BEGIN

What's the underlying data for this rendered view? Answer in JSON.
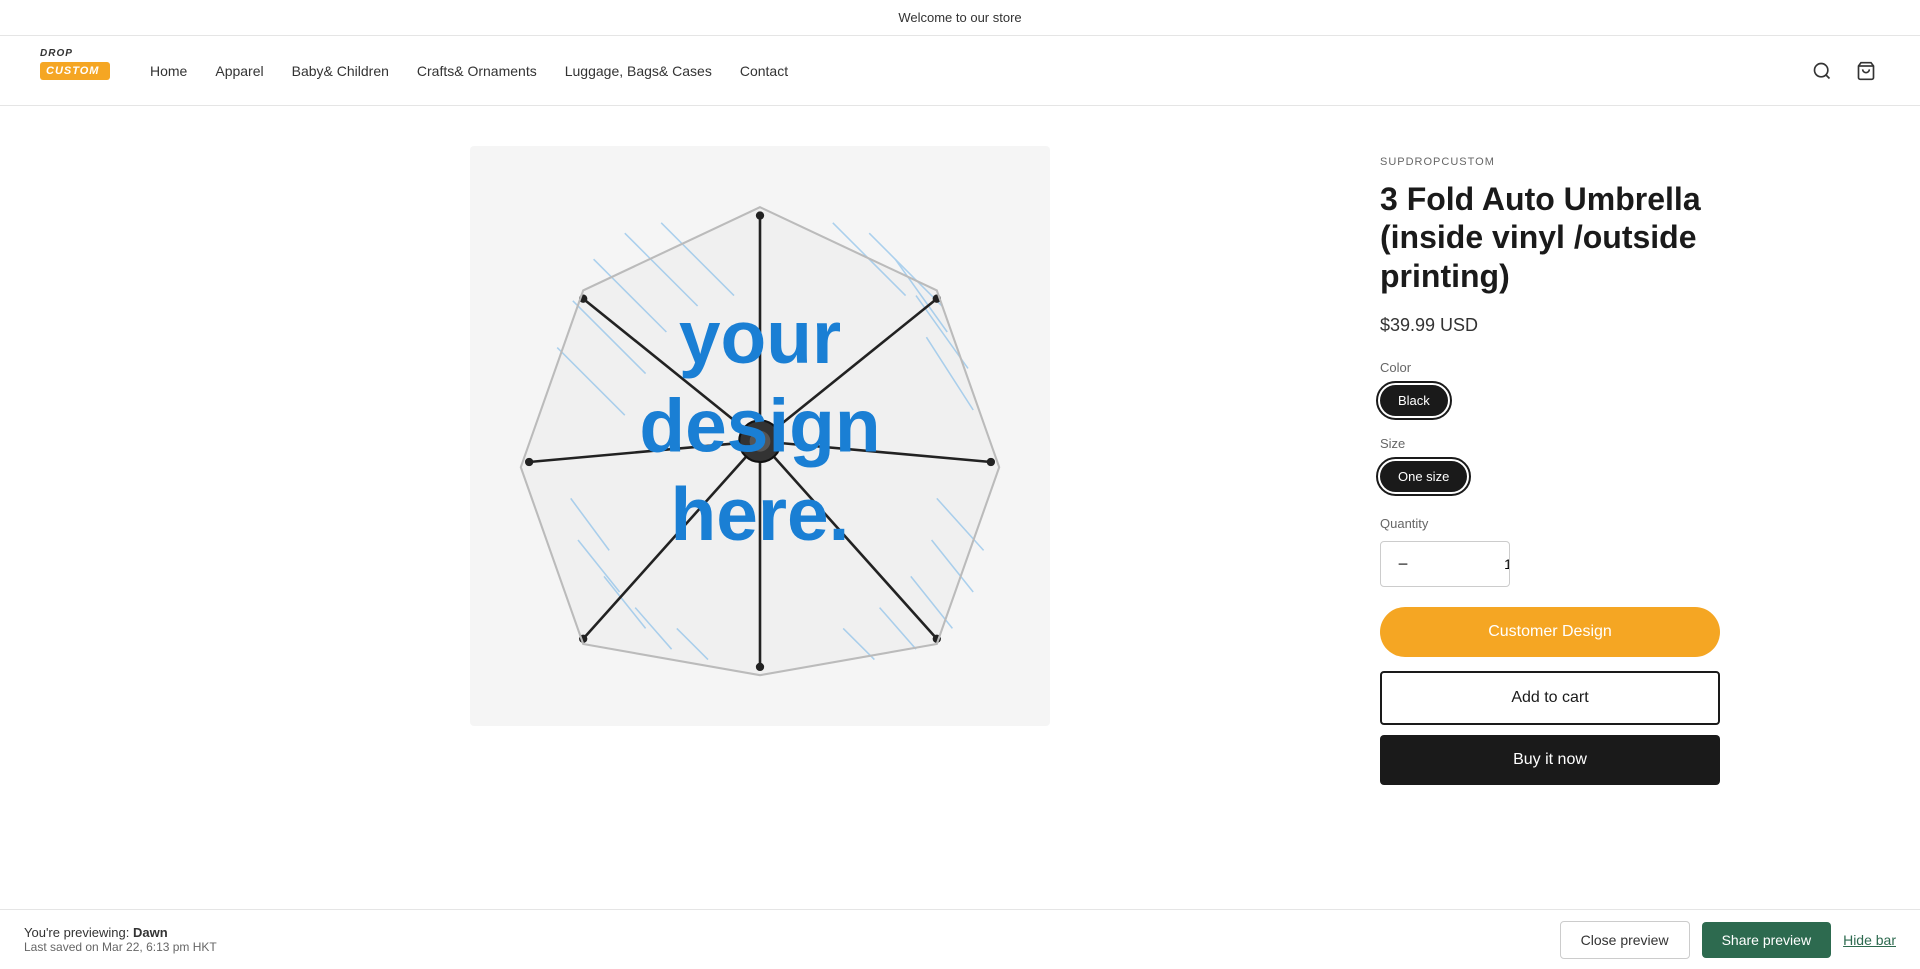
{
  "announcement": {
    "text": "Welcome to our store"
  },
  "header": {
    "logo": {
      "drop": "Drop",
      "custom": "CUSTOM"
    },
    "nav": [
      {
        "label": "Home",
        "id": "home"
      },
      {
        "label": "Apparel",
        "id": "apparel"
      },
      {
        "label": "Baby& Children",
        "id": "baby-children"
      },
      {
        "label": "Crafts& Ornaments",
        "id": "crafts-ornaments"
      },
      {
        "label": "Luggage, Bags& Cases",
        "id": "luggage"
      },
      {
        "label": "Contact",
        "id": "contact"
      }
    ]
  },
  "product": {
    "brand": "SUPDROPCUSTOM",
    "title": "3 Fold Auto Umbrella (inside vinyl /outside printing)",
    "price": "$39.99 USD",
    "color_label": "Color",
    "colors": [
      {
        "label": "Black",
        "value": "black",
        "active": true
      }
    ],
    "size_label": "Size",
    "sizes": [
      {
        "label": "One size",
        "value": "one-size",
        "active": true
      }
    ],
    "quantity_label": "Quantity",
    "quantity_value": "1",
    "buttons": {
      "customer_design": "Customer Design",
      "add_to_cart": "Add to cart",
      "buy_now": "Buy it now"
    }
  },
  "preview_bar": {
    "previewing_label": "You're previewing:",
    "theme_name": "Dawn",
    "saved_label": "Last saved on Mar 22, 6:13 pm HKT",
    "close_label": "Close preview",
    "share_label": "Share preview",
    "hide_label": "Hide bar"
  }
}
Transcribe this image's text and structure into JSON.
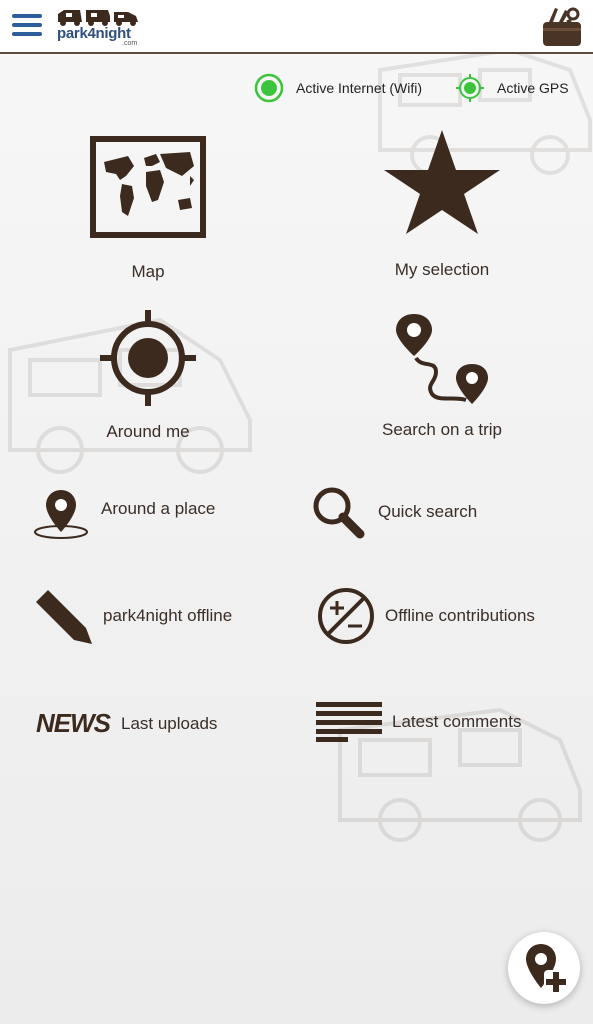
{
  "header": {
    "logo_text": "park4night",
    "logo_domain": ".com",
    "menu_icon": "hamburger-menu-icon",
    "tools_icon": "toolbox-icon"
  },
  "status": {
    "internet": "Active Internet (Wifi)",
    "gps": "Active GPS",
    "color_active": "#3cc43c"
  },
  "menu": {
    "map": "Map",
    "my_selection": "My selection",
    "around_me": "Around me",
    "search_trip": "Search on a trip",
    "around_place": "Around a place",
    "quick_search": "Quick search",
    "offline": "park4night offline",
    "offline_contrib": "Offline contributions",
    "news_icon_text": "NEWS",
    "last_uploads": "Last uploads",
    "latest_comments": "Latest comments"
  },
  "colors": {
    "brown": "#3d2a1f",
    "blue": "#2d5d9a"
  }
}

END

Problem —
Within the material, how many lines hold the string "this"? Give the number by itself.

Solution —
2